September 11, 2010
Systems Analytics Ranked Top in Proficiency of Building Predictive Models Using Profiling Data
Needham, MA, September 11, 2010 – Systems Analytic’s proficiency in developing predictive models using microarray profiling data has been ranked the first among MAQC-II project participating teams, according to a Nature Biotechnology paper published in August.
The MicroArray Quality Control (MAQC) project is one of the most ambitious and comprehensive studies to date on microarray quality control, addressing issues including cross-laboratory and cross-platform comparisons and performance evaluation of data analysis methods for the identification of differentially expressed genes and the development and validation of predictive classification models. A consortium of government agencies, academia, and commercial participants has contributed substantial resources, time, and expertise to make this project a success.
In the MAQC-II project, 36 independent teams analyzed six microarray data sets to generate predictive models for classifying a sample with respect to one of 13 endpoints indicative of lung or liver toxicity in rodents, or of breast cancer, multiple myeloma or neuroblastoma in humans. In total, >30,000 models were built using many combinations of analytical methods. The teams generated predictive models without knowing the biological meaning of some of the endpoints and, to mimic clinical reality, tested the models on data that had not been used for training.

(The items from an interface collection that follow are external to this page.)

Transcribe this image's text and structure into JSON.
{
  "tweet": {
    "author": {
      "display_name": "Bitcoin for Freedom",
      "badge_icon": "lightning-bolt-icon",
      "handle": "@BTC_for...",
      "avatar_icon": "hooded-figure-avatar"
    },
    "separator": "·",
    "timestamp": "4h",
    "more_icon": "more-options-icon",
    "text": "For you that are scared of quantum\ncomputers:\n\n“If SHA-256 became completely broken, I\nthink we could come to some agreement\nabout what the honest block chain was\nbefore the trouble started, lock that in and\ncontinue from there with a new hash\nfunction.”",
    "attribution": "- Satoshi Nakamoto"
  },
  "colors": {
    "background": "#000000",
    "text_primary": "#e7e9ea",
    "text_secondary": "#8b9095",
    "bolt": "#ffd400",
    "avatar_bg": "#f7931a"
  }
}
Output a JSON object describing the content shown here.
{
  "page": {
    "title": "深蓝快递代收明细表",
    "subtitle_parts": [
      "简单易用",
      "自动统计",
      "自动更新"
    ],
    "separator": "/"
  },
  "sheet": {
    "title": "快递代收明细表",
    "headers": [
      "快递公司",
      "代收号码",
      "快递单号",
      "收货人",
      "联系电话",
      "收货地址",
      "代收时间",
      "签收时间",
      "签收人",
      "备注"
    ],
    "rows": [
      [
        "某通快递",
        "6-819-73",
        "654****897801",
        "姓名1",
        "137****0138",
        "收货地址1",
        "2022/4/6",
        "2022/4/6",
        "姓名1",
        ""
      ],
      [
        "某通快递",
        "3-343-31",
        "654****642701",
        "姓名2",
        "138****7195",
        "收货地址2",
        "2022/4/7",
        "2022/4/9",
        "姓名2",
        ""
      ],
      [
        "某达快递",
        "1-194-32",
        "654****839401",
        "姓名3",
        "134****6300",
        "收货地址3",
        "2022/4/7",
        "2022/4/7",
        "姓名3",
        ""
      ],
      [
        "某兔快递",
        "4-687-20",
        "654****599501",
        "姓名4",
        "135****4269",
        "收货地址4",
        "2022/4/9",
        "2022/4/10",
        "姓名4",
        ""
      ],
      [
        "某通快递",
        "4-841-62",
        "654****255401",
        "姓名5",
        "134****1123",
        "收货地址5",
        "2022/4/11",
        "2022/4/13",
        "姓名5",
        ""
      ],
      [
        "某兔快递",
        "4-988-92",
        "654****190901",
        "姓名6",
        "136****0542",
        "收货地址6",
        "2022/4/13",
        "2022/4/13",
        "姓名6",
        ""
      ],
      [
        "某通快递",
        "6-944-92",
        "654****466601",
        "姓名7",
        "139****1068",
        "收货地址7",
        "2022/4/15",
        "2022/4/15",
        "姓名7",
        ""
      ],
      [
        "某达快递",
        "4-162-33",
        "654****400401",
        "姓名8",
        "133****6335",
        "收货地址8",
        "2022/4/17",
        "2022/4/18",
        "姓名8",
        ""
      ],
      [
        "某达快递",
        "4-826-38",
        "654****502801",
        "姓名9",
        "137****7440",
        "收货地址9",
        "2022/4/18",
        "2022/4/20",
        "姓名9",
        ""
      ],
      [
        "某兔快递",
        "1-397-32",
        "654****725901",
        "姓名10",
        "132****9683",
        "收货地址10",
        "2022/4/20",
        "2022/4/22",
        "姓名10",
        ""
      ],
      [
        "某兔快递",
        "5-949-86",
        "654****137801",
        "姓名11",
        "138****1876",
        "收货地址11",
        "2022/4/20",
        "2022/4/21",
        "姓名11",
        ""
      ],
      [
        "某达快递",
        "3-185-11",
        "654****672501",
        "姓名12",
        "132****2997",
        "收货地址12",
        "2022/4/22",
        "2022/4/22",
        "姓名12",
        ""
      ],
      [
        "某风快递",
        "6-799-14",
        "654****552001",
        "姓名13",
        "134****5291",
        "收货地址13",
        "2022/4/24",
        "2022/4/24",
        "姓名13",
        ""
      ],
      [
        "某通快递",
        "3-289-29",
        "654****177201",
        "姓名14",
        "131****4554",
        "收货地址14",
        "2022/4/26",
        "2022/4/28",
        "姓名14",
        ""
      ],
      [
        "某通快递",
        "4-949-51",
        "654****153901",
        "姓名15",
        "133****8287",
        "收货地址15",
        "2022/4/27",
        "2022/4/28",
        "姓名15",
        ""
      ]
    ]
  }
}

The study found that model prediction performance depended largely on the endpoint and team proficiency. Using Systems Analytics’ proprietary data analysis software RAMP (Robust Accurate Modeling Protocol), the company developed predictive models and submitted prediction sample labels after applying these models. These predicted labels were then compared with the true labels and the comparisons indicated that Systems Analytics’ prediction performance was ranked at the top. A summarizing manuscript co-authored by more than 200 participants was published in Nature Biotechnology in its August issue.
Dr. John Zhang, president of Systems Analytics, said, "Predictive model building using profiling data or fingerprint data has been studied widely over the past decade. However, achieving robust and accurate predictive results across labs, platforms, chips, or experimental times is still a challenge. False “success stories” due to numerous over-fitting pitfalls have been widely reported. The success of RAMP software in MAQC-II project is the first step towards a standardized model building procedure for reaching agreeable conclusions using datasets from different sources. Such effort can significantly ease the prediction model building process with profiling data and enhance the prediction performance.”
Many devices generate profiling or fingerprinting data such as chromatography, spectrometry and spectroscopy. Building robust and accurate predictive models is an important step towards many applications. “Besides the applications in drug discovery and medical diagnosis”, Dr. Zhang said, “RAMP have applications in Chinese medicine quality control, brand name wine or liquor confirmation, perfume and dye quality, chemical and petroleum industry, agriculture and food industry, fertilizer and environmental protection, safety and efficacy studies, among many others.”
The Systems Analytics software products and services allow users to: Construct robust predictive models and identify potential markers and targets; Utilize combined datasets from cross-lab, cross-chip, and cross-platform experiments; Eliminate false “success stories” by avoiding numerous over-fitting pitfalls; Accelerate the research process with automated analysis workflow; and increase R&D productivity by focusing on the most reliable conclusions.
About Systems Analytics
Systems Analytics is a bioinformatics company dedicated to facilitating the discovery and evaluation of biomarkers of clinical, diagnostic and scientific significance. The company focuses on developing robust computational algorithms for achieving accurate, reliable and reproducible data analysis results. These algorithms are being used in genomics, proteomics and metabolic profiling studies where innovative and robust tools are required to extract useful practical knowledge from high-throughput datasets.